* How to complete this task *
Every record below must be returned word for word, with the pictures left out.

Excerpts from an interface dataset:
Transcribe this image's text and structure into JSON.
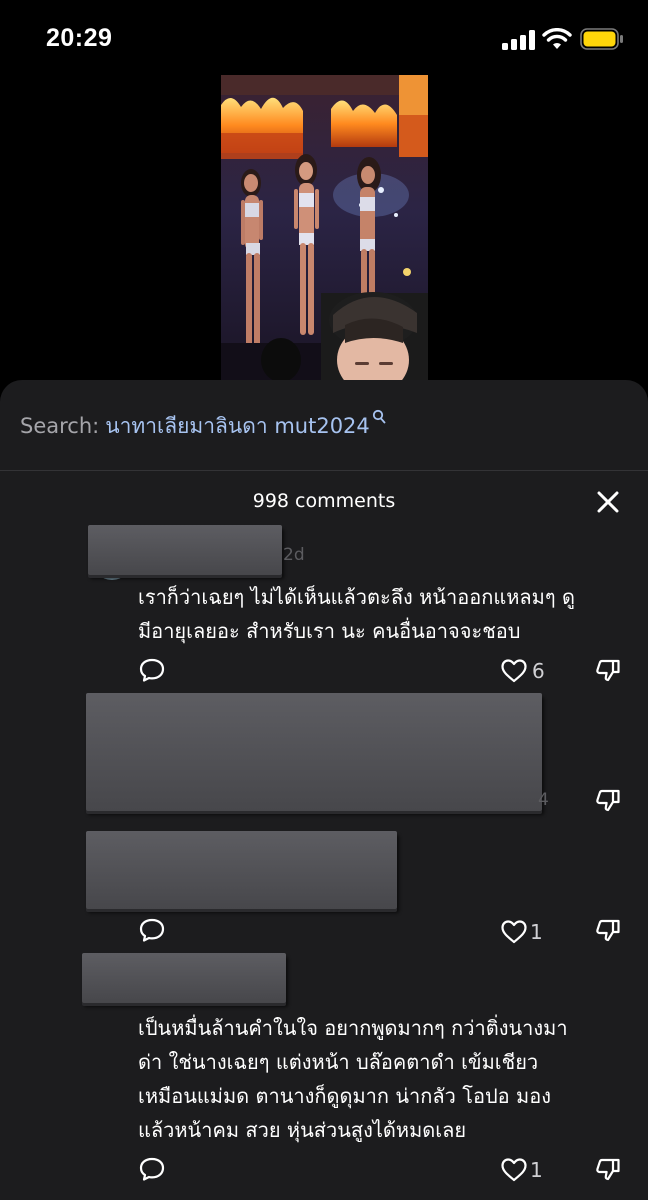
{
  "status_bar": {
    "time": "20:29",
    "icons": [
      "cellular-signal-icon",
      "wifi-icon",
      "battery-icon"
    ],
    "battery_color": "#FFD60A"
  },
  "video": {
    "description_icon": "video-thumbnail"
  },
  "search": {
    "prefix": "Search:",
    "query": "นาทาเลียมาลินดา mut2024",
    "icon": "search-icon"
  },
  "comments": {
    "count_label": "998 comments",
    "close_icon": "close-icon",
    "items": [
      {
        "date": "2d",
        "text_lines": [
          "เราก็ว่าเฉยๆ ไม่ได้เห็นแล้วตะลึง หน้าออกแหลมๆ ดู",
          "มีอายุเลยอะ สำหรับเรา นะ คนอื่นอาจจะชอบ"
        ],
        "likes": "6"
      },
      {
        "partial": "4"
      },
      {
        "likes": "1"
      },
      {
        "text_lines": [
          "เป็นหมื่นล้านคำในใจ อยากพูดมากๆ กว่าติ่งนางมา",
          "ด่า ใช่นางเฉยๆ แต่งหน้า บล๊อคตาดำ เข้มเชียว",
          "เหมือนแม่มด ตานางก็ดูดุมาก น่ากลัว โอปอ มอง",
          "แล้วหน้าคม สวย หุ่นส่วนสูงได้หมดเลย"
        ],
        "likes": "1"
      }
    ]
  },
  "colors": {
    "sheet_bg": "#1C1C1E",
    "link": "#A7C3F0",
    "muted": "#A5A5AA"
  }
}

* Expected answer *
Transcribe this image's text and structure into JSON.
{
  "status_bar": {
    "time": "20:29",
    "icons": [
      "cellular-signal-icon",
      "wifi-icon",
      "battery-icon"
    ],
    "battery_color": "#FFD60A"
  },
  "video": {
    "description_icon": "video-thumbnail"
  },
  "search": {
    "prefix": "Search:",
    "query": "นาทาเลียมาลินดา mut2024",
    "icon": "search-icon"
  },
  "comments": {
    "count_label": "998 comments",
    "close_icon": "close-icon",
    "items": [
      {
        "date": "2d",
        "text_lines": [
          "เราก็ว่าเฉยๆ ไม่ได้เห็นแล้วตะลึง หน้าออกแหลมๆ ดู",
          "มีอายุเลยอะ สำหรับเรา นะ คนอื่นอาจจะชอบ"
        ],
        "likes": "6"
      },
      {
        "partial": "4"
      },
      {
        "likes": "1"
      },
      {
        "text_lines": [
          "เป็นหมื่นล้านคำในใจ อยากพูดมากๆ กว่าติ่งนางมา",
          "ด่า ใช่นางเฉยๆ แต่งหน้า บล๊อคตาดำ เข้มเชียว",
          "เหมือนแม่มด ตานางก็ดูดุมาก น่ากลัว โอปอ มอง",
          "แล้วหน้าคม สวย หุ่นส่วนสูงได้หมดเลย"
        ],
        "likes": "1"
      }
    ]
  },
  "colors": {
    "sheet_bg": "#1C1C1E",
    "link": "#A7C3F0",
    "muted": "#A5A5AA"
  }
}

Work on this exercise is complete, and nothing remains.